The year is 2111 and Matt Tennimore works for the Queer Extraction Services Association in the Blue States of America. He has been called in for an assignment: rescue a captured Blue soldier who is stuck in Idaho, over in the Red States. In 2056, the United States had been divided into two parts following a civil war – Red and Blue. The cultures of the two regions are distinctly different, following the basic political ideology we have today, but taken to the extreme.
In the Red states, gays are persecuted and forced into “re-education,” along with being chipped and monitored. Gays can petition to be rescued by the Blue states and get asylum there. The Blue States are more liberal, more economically prosperous, and in some ways more advanced technically.
Matt is surprised to find that the soldier he is being sent to retrieve is former classmate (and former crush) James Ayala. Although the two were friends in high school and Matt was attracted to James, once James found out Matt was gay, he broke off their friendship and turned to cold looks and nasty comments instead. Yet the attraction is still there when Matt sees James again, and after James’s apology and explanation for his behavior, the two soon develop a friendship and ultimately romantic relationship.
One problem the men face is that James was subject to a military experiment and implanted with some sort of unknown device that is affecting his brain. It allows James to read brain waves from others that most people can not access or interpret, giving him an empathic ability to sense how someone is feeling or what they are intending. It also helps him sense when someone is approaching or they are being followed. As his brain continues to integrate this implant, James’s skills develop further, turning into an almost telepathic skill to read minds in some cases. Yet it is unclear exactly how the implant will continue to develop and if James is in danger from the experimentation.
This book combines three elements interwoven in the story. The first is the futuristic tale of a country divided along political lines. To be honest, this is the part of the book I struggled with the most. I found a lot of the exposition slowed the story down for me, especially in the beginning when there was a lot of background information all at once. I also frequently found it confusing and I had to reread sections to try and understand the politics, military, and other aspects of the world building. Now I am someone who likes to “get” everything before moving on, so I may have gotten more caught up than other readers would. But even by the end of the story, I still had trouble remembering what the acrononmys meant, and in some cases knowing whether they were “good guys” or “bad guys.”
The second element to the book is the road trip story as James and Matt race to get out of Idaho and back to Oregon. This is one of my favorite tropes and I thought it was done very well here. Lots of excitement that kept this story moving without just being a string of life-threatening situations one after another. There was a lot of time to get to know James and Matt and I really enjoyed the thrill of following their attempt to escape. I also think this is an area where the world-building really worked. Watching James’s mental talents develop as he learned how to use his implant was exciting, especially his mental telepathy with Matt and his ability to read and track the enemy. And I loved the friends they met along the way, especially Miz the “talking” horse and Beni the horny nun. (Leading to my favorite line of the book, “We need someone to fuck the nun.”)
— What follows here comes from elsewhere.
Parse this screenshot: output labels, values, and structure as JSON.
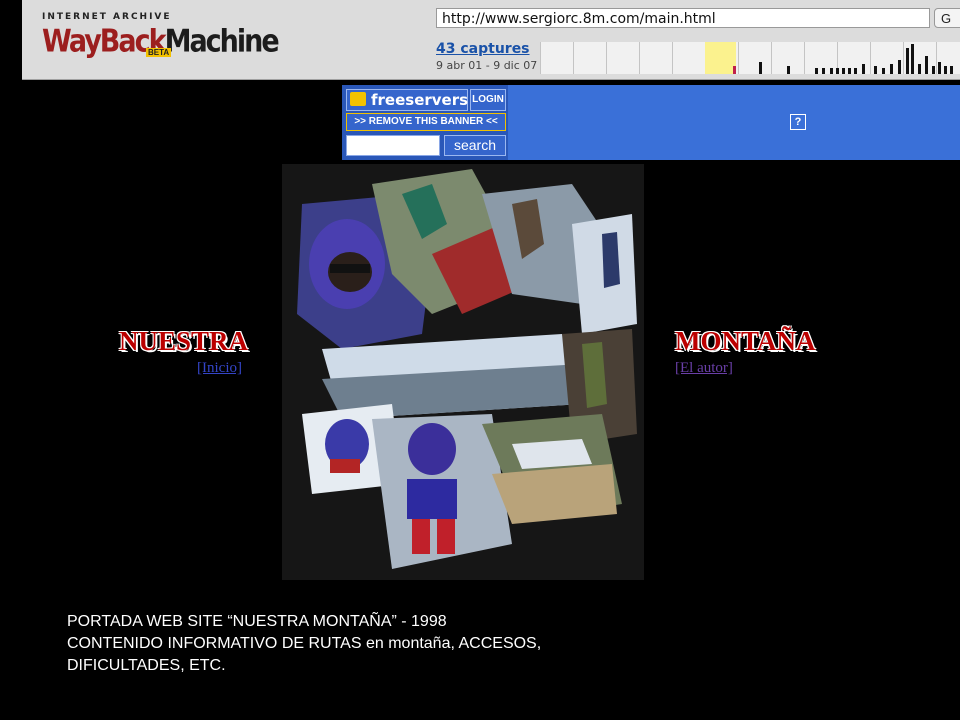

At its heart, 18% Gray is really a love story though between Matt and James. I loved Matt’s voice right from the start in the prologue and he and James interacted so well together. It was interesting to see how James’s implant affected their relationship dynamic. Having your partner be able to read your thoughts (and in some cases influence them) adds a whole other layer of complexity to a relationship. I liked how real that all felt, from James almost mentally “pushing” Matt to do something before he caught himself, to how Matt struggles with keeping his feelings about James hidden from him, to the way James’s mood could change based on what Matt was feeling.
I also liked the way the book explores Matt’s submissive side, and his desire to be controlled by James during sex. Part of Matt wants to completely give in to this need, while the rest of him struggles with letting go. They are a perfect fit. James loves to have control and loves a man who can let go and just enjoy the pleasure and Matt loves to give himself over to James. The sex between them is super hot and their relationship felt real and loving.
Matt’s extended family was a great addition. I loved the grandpas Lance and Sid and especially the terrifying Gramma Anais! I enjoyed that the entire family were all military types, trained practically from birth to do these jobs, and almost like a club of cousins and relatives.
There was lot happening in this book and at times it felt like a bit too much to keep track of. But I loved the story of James and Matt and I really enjoyed the humor interwoven throughout. The road trip plot really worked for me, as did the part about the implant and how it affected both men. Despite the slower start, I would definitely recommend this book and look forward to reading more by this author.
P.S. According to Tenino’s website, a second book is in the works focusing on Laslo and Logan (I am so excited for this – loved Logan!).